  2. Run some experiments which compare time from note attack to display vs note accuracy.
  3. Make use of some existing software which can read in a midi file and display the notes and reformat this for a Nokia N900 screen size.
  4. Experiment with comparing a midi file to a live performance in terms of pitch accuracy - find optimal time windows for calculating average pitch of performed note.
  5. Evaluate the accuracy of the attack and release times of the live performance with the start and stop times of the notes in the midi file. Make use of a metronome on the phone for the user to synchronise their performance.
  6. Write a graphical interface on the Maemo simulator which creates feedback on the pitch and timing accuracy of the performance using a compass like display - (other more creative graphical displays may be developed). Also display momentary Pitch and timing accuracy as well as cumulative accuracy as a percentage.
  7. If both the compass display and the midi file are to be displayed, then a blend of these two could be explored
  8. Test the FFT code for pitch recognition on the N900
  9. Test the midi file input on the N900
  10. Test the graphical feedback display on the N900
  11. Time permitting add the option to change the speed of the performance using the accelerometer

Primary obstacles

  • Processing capability to carry out a real-time FFT. If the on-board CPU is not sufficient we might need to use the DSP which adds an extra level of complexity to the problem
  • Allowing for a certain level of musical expressiveness in a performance and not seeing this as pitch or rhythm inaccuracy.
  • Inferring rhythm for small subtle movements of the phone when attached to the body depends on accuracy of accelerometer.

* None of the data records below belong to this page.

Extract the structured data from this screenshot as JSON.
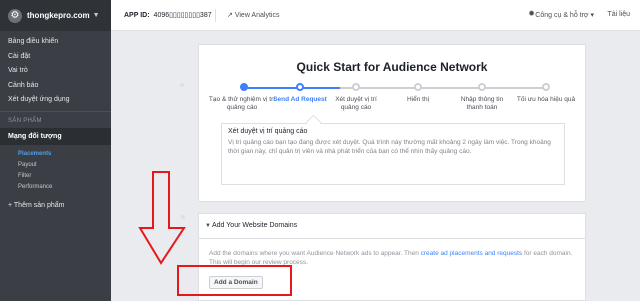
{
  "sidebar": {
    "app_name": "thongkepro.com",
    "items": [
      {
        "label": "Bảng điều khiển"
      },
      {
        "label": "Cài đặt"
      },
      {
        "label": "Vai trò"
      },
      {
        "label": "Cảnh báo"
      },
      {
        "label": "Xét duyệt ứng dụng"
      }
    ],
    "section_label": "SẢN PHẨM",
    "active_product": "Mạng đối tượng",
    "sub_items": [
      {
        "label": "Placements",
        "active": true
      },
      {
        "label": "Payout"
      },
      {
        "label": "Filter"
      },
      {
        "label": "Performance"
      }
    ],
    "add_product": "+ Thêm sản phẩm"
  },
  "topbar": {
    "app_id_label": "APP ID:",
    "app_id_value": "4096▯▯▯▯▯▯▯▯387",
    "view_analytics": "View Analytics",
    "tools_help": "Công cụ & hỗ trợ",
    "docs": "Tài liệu"
  },
  "quickstart": {
    "title": "Quick Start for Audience Network",
    "steps": [
      {
        "label": "Tạo & thử nghiệm vị trí quảng cáo",
        "state": "done"
      },
      {
        "label": "Send Ad Request",
        "state": "current"
      },
      {
        "label": "Xét duyệt vị trí quảng cáo",
        "state": "todo"
      },
      {
        "label": "Hiển thị",
        "state": "todo"
      },
      {
        "label": "Nhập thông tin thanh toán",
        "state": "todo"
      },
      {
        "label": "Tối ưu hóa hiệu quả",
        "state": "todo"
      }
    ],
    "tip_title": "Xét duyệt vị trí quảng cáo",
    "tip_body": "Vị trí quảng cáo bạn tạo đang được xét duyệt. Quá trình này thường mất khoảng 2 ngày làm việc. Trong khoảng thời gian này, chỉ quản trị viên và nhà phát triển của bạn có thể nhìn thấy quảng cáo."
  },
  "domains": {
    "title": "Add Your Website Domains",
    "body_before": "Add the domains where you want Audience Network ads to appear. Then ",
    "body_link": "create ad placements and requests",
    "body_after": " for each domain. This will begin our review process.",
    "add_button": "Add a Domain"
  },
  "colors": {
    "accent": "#4080ff",
    "annotation_red": "#e5191b",
    "sidebar_bg": "#3b3f45"
  },
  "icons": {
    "app": "gear-icon",
    "analytics": "trend-icon",
    "tools": "bug-icon",
    "collapse": "triangle-down-icon"
  }
}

Evaluation

  • The real-time pitch recognition software on the N900 can be compared against some more accurate non-real time pitch recognition on a standard PC.
  • Musician's feedback on whether the device was useful in improving accuracy of performance.

Using pulseaudio

  • possible command
pacat --record | sox -t raw -r 44100 -s -L -b 16 -c 2 - "output.wav"

Code that can be used

  • A metronome with visual and audio feedback will be very useful for a player to know the pace that the application is expecting you to play the music - some code segments of the GTick open source software can be used for this.


Gtick.jpg

  • To display notes on the screen a very well written qt application called Musescore could provide some useful code segments


Musescore.jpg

Useful links

Pitch recognition

FFT

Multimedia system Maemo 5

Accelerometer

MIDI importing